One day, Hargrove noticed the flagrant and cavalier attitude of a particularly antisocial rider who continued to cough wildly into the faces of passengers and Hargrove himself. The outrageous lack of regard for fellow humans was too much. Though he held his tongue at the moment, he later shared how he felt, in a Facebook Live Video. The clip uses strong language, but it’s hard to pretend you’re not crying when you listen to this compassionate man. That’s because only days later, Jason Hargrove died as a result of the COVID-19 virus.
Hargrove is remembered as a courageous frontline worker who stood up and raised a voice against socially unacceptable behavior that can put the lives of many at risk.
3. Yvette Beatty
Yvette Beatty, a home health aide in Philadelphia, is scared that it might be her last goodbye when she says goodbye to her family in the morning.
Home health aides are quickly growing in number as one of the fastest-rising jobs in the U.S. as the population of seniors and the elderly rises, now more than ever in our history.
Aides continuing to work during the pandemic are faced with high-risk conditions. These professionals typically visit multiple homes in a day, which increases exposure for them and their patients. Most of them often use public transportation for traveling, which puts them at further risk.
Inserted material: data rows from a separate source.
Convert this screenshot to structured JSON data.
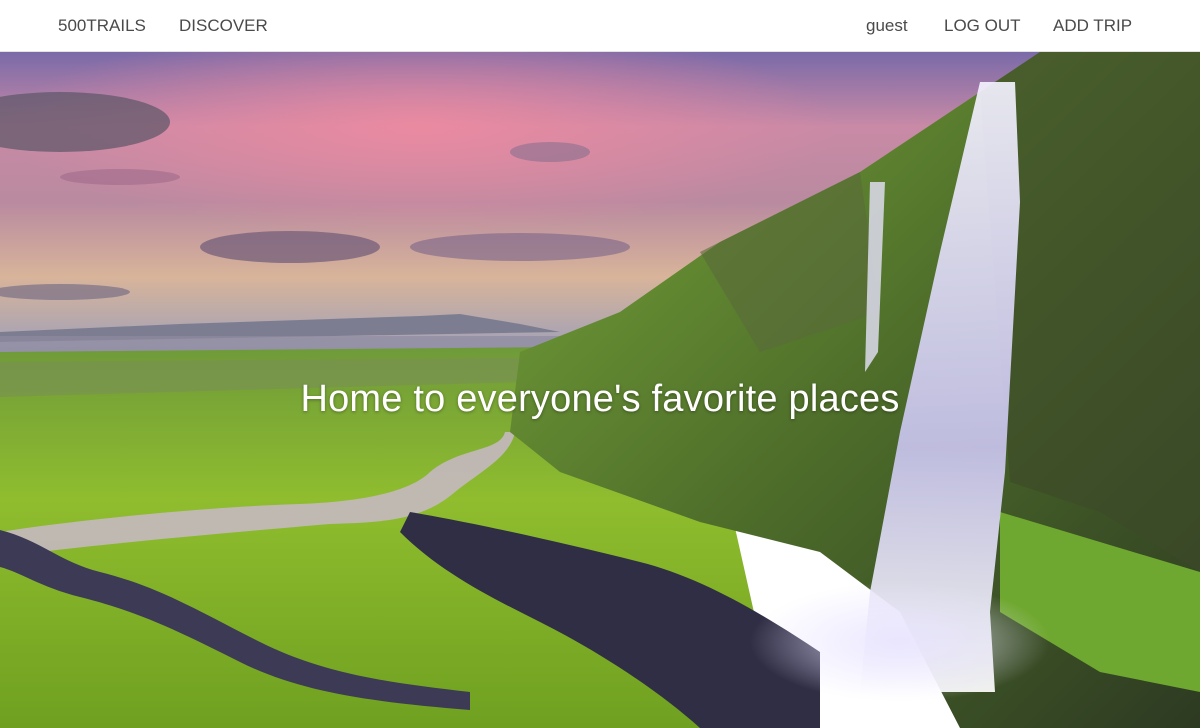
{
  "nav": {
    "brand": "500TRAILS",
    "discover": "DISCOVER",
    "user": "guest",
    "logout": "LOG OUT",
    "add_trip": "ADD TRIP"
  },
  "hero": {
    "tagline": "Home to everyone's favorite places",
    "image": "waterfall-landscape-photo"
  },
  "colors": {
    "nav_bg": "#ffffff",
    "nav_text": "#4a4a4a",
    "tagline": "#ffffff"
  }
}
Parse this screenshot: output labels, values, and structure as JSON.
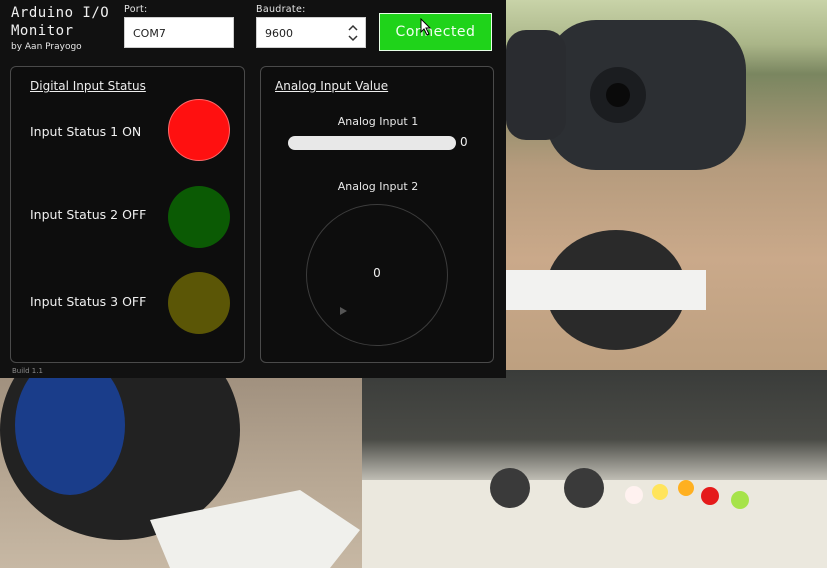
{
  "app": {
    "title": "Arduino I/O Monitor",
    "author": "by Aan Prayogo",
    "build": "Build 1.1"
  },
  "connection": {
    "port_label": "Port:",
    "port_value": "COM7",
    "baud_label": "Baudrate:",
    "baud_value": "9600",
    "connect_button": "Connected",
    "connect_color": "#1fd31a"
  },
  "digital": {
    "title": "Digital Input Status",
    "items": [
      {
        "label": "Input Status 1 ON",
        "state": "on",
        "color": "#ff1010"
      },
      {
        "label": "Input Status 2 OFF",
        "state": "off",
        "color": "#0b5a04"
      },
      {
        "label": "Input Status 3 OFF",
        "state": "off",
        "color": "#5b5606"
      }
    ]
  },
  "analog": {
    "title": "Analog Input Value",
    "input1_label": "Analog Input 1",
    "input1_value": "0",
    "input2_label": "Analog Input 2",
    "input2_value": "0"
  }
}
Yvette and her colleagues often engage in everyday personal care tasks, like dressing, meal preparation, and providing the general companionship and care every human needs. They even have to run errands for their clients, like picking up medications and doing groceries that don't allow them to maintain social distancing.
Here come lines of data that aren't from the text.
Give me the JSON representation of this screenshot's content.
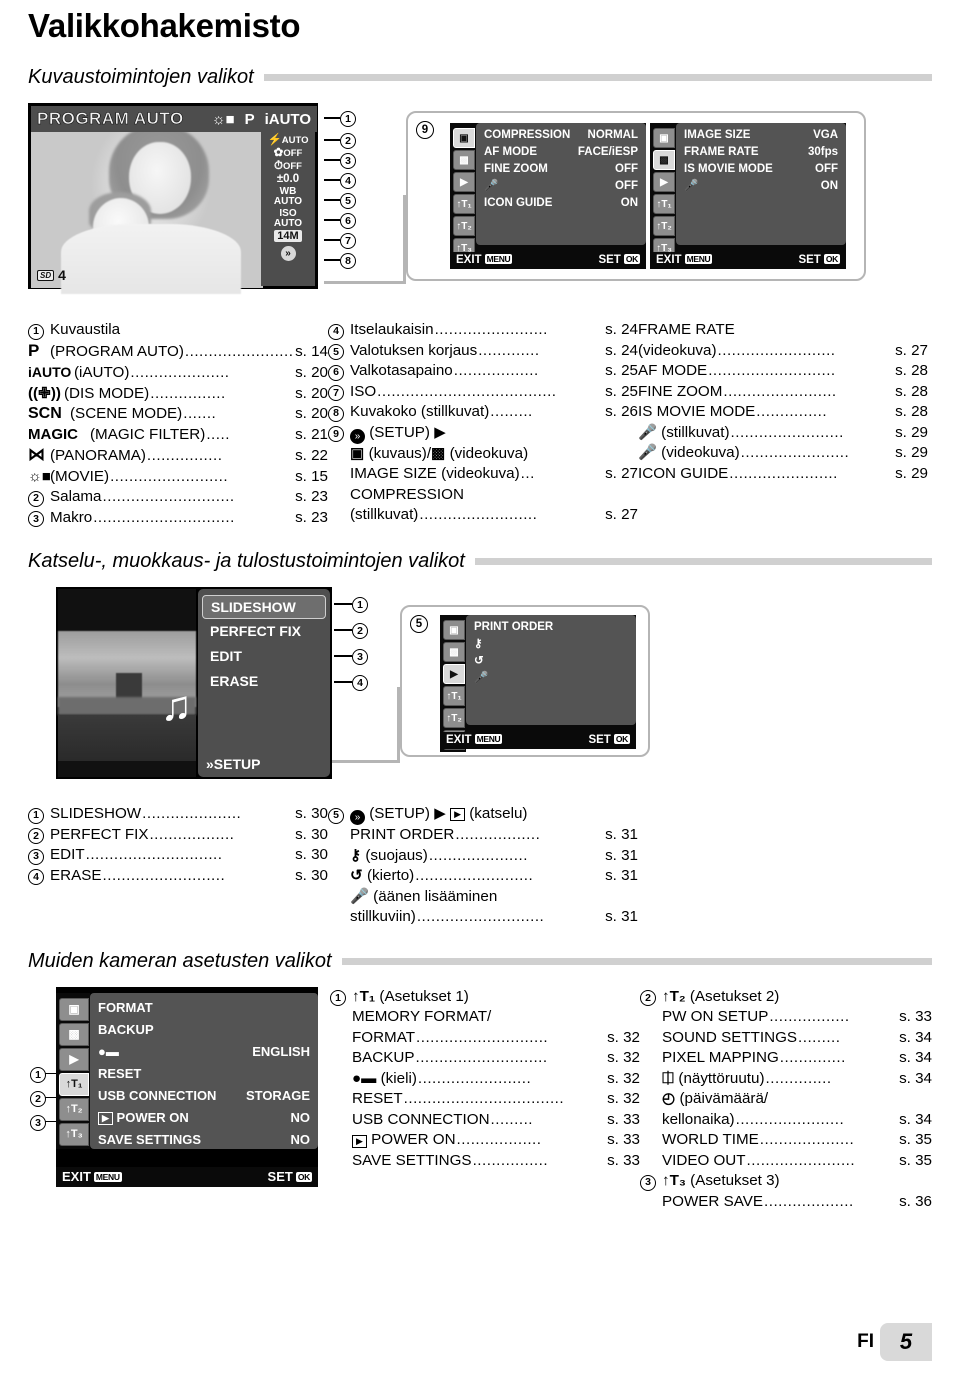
{
  "page": {
    "title": "Valikkohakemisto",
    "footer_lang": "FI",
    "footer_page": "5"
  },
  "sections": [
    {
      "id": "shooting",
      "heading": "Kuvaustoimintojen valikot"
    },
    {
      "id": "playback",
      "heading": "Katselu-, muokkaus- ja tulostustoimintojen valikot"
    },
    {
      "id": "setup",
      "heading": "Muiden kameran asetusten valikot"
    }
  ],
  "fig1": {
    "lcd": {
      "mode_label": "PROGRAM AUTO",
      "top_modes": [
        "movie-icon",
        "P",
        "iAUTO"
      ],
      "sidebar": [
        {
          "n": "2",
          "line1": "AUTO",
          "icon": "flash-icon"
        },
        {
          "n": "3",
          "line1": "OFF",
          "icon": "macro-icon"
        },
        {
          "n": "4",
          "line1": "OFF",
          "icon": "selftimer-icon"
        },
        {
          "n": "5",
          "line1": "±0.0",
          "icon": ""
        },
        {
          "n": "6",
          "line1": "WB",
          "line2": "AUTO",
          "icon": ""
        },
        {
          "n": "7",
          "line1": "ISO",
          "line2": "AUTO",
          "icon": ""
        },
        {
          "n": "8",
          "line1": "14M",
          "icon": ""
        }
      ],
      "sd_badge": "SD",
      "sd_count": "4",
      "callouts": [
        "1",
        "2",
        "3",
        "4",
        "5",
        "6",
        "7",
        "8"
      ]
    },
    "callout9": "9",
    "menu_a": {
      "tabs": [
        "still-camera-icon",
        "movie-camera-icon",
        "playback-icon",
        "YT1",
        "YT2",
        "YT3"
      ],
      "selected_tab": 0,
      "rows": [
        {
          "name": "COMPRESSION",
          "value": "NORMAL"
        },
        {
          "name": "AF MODE",
          "value": "FACE/iESP"
        },
        {
          "name": "FINE ZOOM",
          "value": "OFF"
        },
        {
          "name": "mic-icon",
          "value": "OFF"
        },
        {
          "name": "ICON GUIDE",
          "value": "ON"
        }
      ],
      "exit": "EXIT",
      "exit_key": "MENU",
      "set": "SET",
      "set_key": "OK"
    },
    "menu_b": {
      "tabs": [
        "still-camera-icon",
        "movie-camera-icon",
        "playback-icon",
        "YT1",
        "YT2",
        "YT3"
      ],
      "selected_tab": 1,
      "rows": [
        {
          "name": "IMAGE SIZE",
          "value": "VGA"
        },
        {
          "name": "FRAME RATE",
          "value": "30fps"
        },
        {
          "name": "IS MOVIE MODE",
          "value": "OFF"
        },
        {
          "name": "mic-icon",
          "value": "ON"
        }
      ],
      "exit": "EXIT",
      "exit_key": "MENU",
      "set": "SET",
      "set_key": "OK"
    }
  },
  "list1": {
    "col1": [
      {
        "bullet": "1",
        "name": "Kuvaustila",
        "page": ""
      },
      {
        "bullet": "",
        "glyph": "P",
        "name": "(PROGRAM AUTO)",
        "page": "s. 14"
      },
      {
        "bullet": "",
        "glyph": "iAUTO",
        "name": "(iAUTO)",
        "page": "s. 20"
      },
      {
        "bullet": "",
        "glyph": "((✙))",
        "name": "(DIS MODE)",
        "page": "s. 20"
      },
      {
        "bullet": "",
        "glyph": "SCN",
        "name": "(SCENE MODE)",
        "page": "s. 20"
      },
      {
        "bullet": "",
        "glyph": "MAGIC",
        "name": "(MAGIC FILTER)",
        "page": "s. 21"
      },
      {
        "bullet": "",
        "glyph": "⋈",
        "name": "(PANORAMA)",
        "page": "s. 22"
      },
      {
        "bullet": "",
        "glyph": "movie",
        "name": "(MOVIE)",
        "page": "s. 15"
      },
      {
        "bullet": "2",
        "name": "Salama",
        "page": "s. 23"
      },
      {
        "bullet": "3",
        "name": "Makro",
        "page": "s. 23"
      }
    ],
    "col2": [
      {
        "bullet": "4",
        "name": "Itselaukaisin",
        "page": "s. 24"
      },
      {
        "bullet": "5",
        "name": "Valotuksen korjaus",
        "page": "s. 24"
      },
      {
        "bullet": "6",
        "name": "Valkotasapaino",
        "page": "s. 25"
      },
      {
        "bullet": "7",
        "name": "ISO",
        "page": "s. 25"
      },
      {
        "bullet": "8",
        "name": "Kuvakoko (stillkuvat)",
        "page": "s. 26"
      },
      {
        "bullet": "9",
        "glyph": "setup",
        "name": "(SETUP) ▶",
        "page": ""
      },
      {
        "bullet": "",
        "glyph": "camera/movie",
        "name": "(kuvaus)/ (videokuva)",
        "page": ""
      },
      {
        "bullet": "",
        "name": "IMAGE SIZE (videokuva)",
        "page": "s. 27"
      },
      {
        "bullet": "",
        "name": "COMPRESSION",
        "page": ""
      },
      {
        "bullet": "",
        "name": "(stillkuvat)",
        "page": "s. 27"
      }
    ],
    "col3": [
      {
        "name": "FRAME RATE",
        "page": ""
      },
      {
        "name": "(videokuva)",
        "page": "s. 27"
      },
      {
        "name": "AF MODE",
        "page": "s. 28"
      },
      {
        "name": "FINE ZOOM",
        "page": "s. 28"
      },
      {
        "name": "IS MOVIE MODE",
        "page": "s. 28"
      },
      {
        "glyph": "mic",
        "name": "(stillkuvat)",
        "page": "s. 29"
      },
      {
        "glyph": "mic",
        "name": "(videokuva)",
        "page": "s. 29"
      },
      {
        "name": "ICON GUIDE",
        "page": "s. 29"
      }
    ]
  },
  "fig2": {
    "menu_items": [
      {
        "label": "SLIDESHOW",
        "selected": true,
        "callout": "1"
      },
      {
        "label": "PERFECT FIX",
        "selected": false,
        "callout": "2"
      },
      {
        "label": "EDIT",
        "selected": false,
        "callout": "3"
      },
      {
        "label": "ERASE",
        "selected": false,
        "callout": "4"
      }
    ],
    "setup_label": "SETUP",
    "callout5": "5",
    "menu_c": {
      "tabs": [
        "still-camera-icon",
        "movie-camera-icon",
        "playback-icon",
        "YT1",
        "YT2",
        "YT3"
      ],
      "selected_tab": 2,
      "rows": [
        {
          "name": "PRINT ORDER",
          "value": ""
        },
        {
          "name": "key-icon",
          "value": ""
        },
        {
          "name": "rotate-icon",
          "value": ""
        },
        {
          "name": "mic-icon",
          "value": ""
        }
      ],
      "exit": "EXIT",
      "exit_key": "MENU",
      "set": "SET",
      "set_key": "OK"
    }
  },
  "list2": {
    "col1": [
      {
        "bullet": "1",
        "name": "SLIDESHOW",
        "page": "s. 30"
      },
      {
        "bullet": "2",
        "name": "PERFECT FIX",
        "page": "s. 30"
      },
      {
        "bullet": "3",
        "name": "EDIT",
        "page": "s. 30"
      },
      {
        "bullet": "4",
        "name": "ERASE",
        "page": "s. 30"
      }
    ],
    "col2": [
      {
        "bullet": "5",
        "glyph": "setup",
        "name": "(SETUP) ▶  (katselu)",
        "page": ""
      },
      {
        "bullet": "",
        "name": "PRINT ORDER",
        "page": "s. 31"
      },
      {
        "bullet": "",
        "glyph": "key",
        "name": "(suojaus)",
        "page": "s. 31"
      },
      {
        "bullet": "",
        "glyph": "rotate",
        "name": "(kierto)",
        "page": "s. 31"
      },
      {
        "bullet": "",
        "glyph": "mic",
        "name": "(äänen lisääminen",
        "page": ""
      },
      {
        "bullet": "",
        "name": "stillkuviin)",
        "page": "s. 31"
      }
    ]
  },
  "fig3": {
    "menu_d": {
      "tabs": [
        "still-camera-icon",
        "movie-camera-icon",
        "playback-icon",
        "YT1",
        "YT2",
        "YT3"
      ],
      "selected_tab": 3,
      "rows": [
        {
          "name": "FORMAT",
          "value": ""
        },
        {
          "name": "BACKUP",
          "value": ""
        },
        {
          "name": "language-icon",
          "value": "ENGLISH"
        },
        {
          "name": "RESET",
          "value": ""
        },
        {
          "name": "USB CONNECTION",
          "value": "STORAGE"
        },
        {
          "name": "POWER ON",
          "value": "NO",
          "prefix": "playback-icon"
        },
        {
          "name": "SAVE SETTINGS",
          "value": "NO"
        }
      ],
      "exit": "EXIT",
      "exit_key": "MENU",
      "set": "SET",
      "set_key": "OK"
    },
    "callouts": [
      "1",
      "2",
      "3"
    ]
  },
  "list3": {
    "col1": [
      {
        "bullet": "1",
        "glyph": "YT1",
        "name": "(Asetukset 1)",
        "page": ""
      },
      {
        "bullet": "",
        "name": "MEMORY FORMAT/",
        "page": ""
      },
      {
        "bullet": "",
        "name": "FORMAT",
        "page": "s. 32"
      },
      {
        "bullet": "",
        "name": "BACKUP",
        "page": "s. 32"
      },
      {
        "bullet": "",
        "glyph": "language",
        "name": "(kieli)",
        "page": "s. 32"
      },
      {
        "bullet": "",
        "name": "RESET",
        "page": "s. 32"
      },
      {
        "bullet": "",
        "name": "USB CONNECTION",
        "page": "s. 33"
      },
      {
        "bullet": "",
        "glyph": "playback",
        "name": "POWER ON",
        "page": "s. 33"
      },
      {
        "bullet": "",
        "name": "SAVE SETTINGS",
        "page": "s. 33"
      }
    ],
    "col2": [
      {
        "bullet": "2",
        "glyph": "YT2",
        "name": "(Asetukset 2)",
        "page": ""
      },
      {
        "bullet": "",
        "name": "PW ON SETUP",
        "page": "s. 33"
      },
      {
        "bullet": "",
        "name": "SOUND SETTINGS",
        "page": "s. 34"
      },
      {
        "bullet": "",
        "name": "PIXEL MAPPING",
        "page": "s. 34"
      },
      {
        "bullet": "",
        "glyph": "monitor",
        "name": "(näyttöruutu)",
        "page": "s. 34"
      },
      {
        "bullet": "",
        "glyph": "clock",
        "name": "(päivämäärä/",
        "page": ""
      },
      {
        "bullet": "",
        "name": "kellonaika)",
        "page": "s. 34"
      },
      {
        "bullet": "",
        "name": "WORLD TIME",
        "page": "s. 35"
      },
      {
        "bullet": "",
        "name": "VIDEO OUT",
        "page": "s. 35"
      },
      {
        "bullet": "3",
        "glyph": "YT3",
        "name": "(Asetukset 3)",
        "page": ""
      },
      {
        "bullet": "",
        "name": "POWER SAVE",
        "page": "s. 36"
      }
    ]
  }
}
What's worse is that the state and the federal governments haven't lent much support to these workers when providing protective equipment. Hence, they are resorting to sacrificing what little money they can; to personally purchase equipment like gloves and masks of lesser quality than what has been provided to hospitals.
Yvette asks that the community and the government recognize home health aides and make better efforts to protect them during this crisis.
Black History Month: Celebrations Go Beyond February
Black History Month was initially created to observe and reflect on the contributions and sacrifices made by the African diaspora. Now it has also evolved the way different communities perceive people of color. It has ignited a sense of hope, faith, reassurance, and confidence that the Black community needed to open up more opportunities for themselves.
As we continue to show our gratitude for frontline and essential workers through 2022, let’s take time this Black History Month to give extra care and attention to the disproportionate number of African American essential workers who put their safety and wellbeing on the line every day. They need our local and national support for better working conditions and compensation.
We, at OrbisPay admire and acknowledge the contributions of African Americans and pay tribute to hundreds and thousands of African Americans like Nickol Tylor, Jason Hargrove(late), and Yvette Betty, who have worked or are working effortlessly to create a positive impact in the community.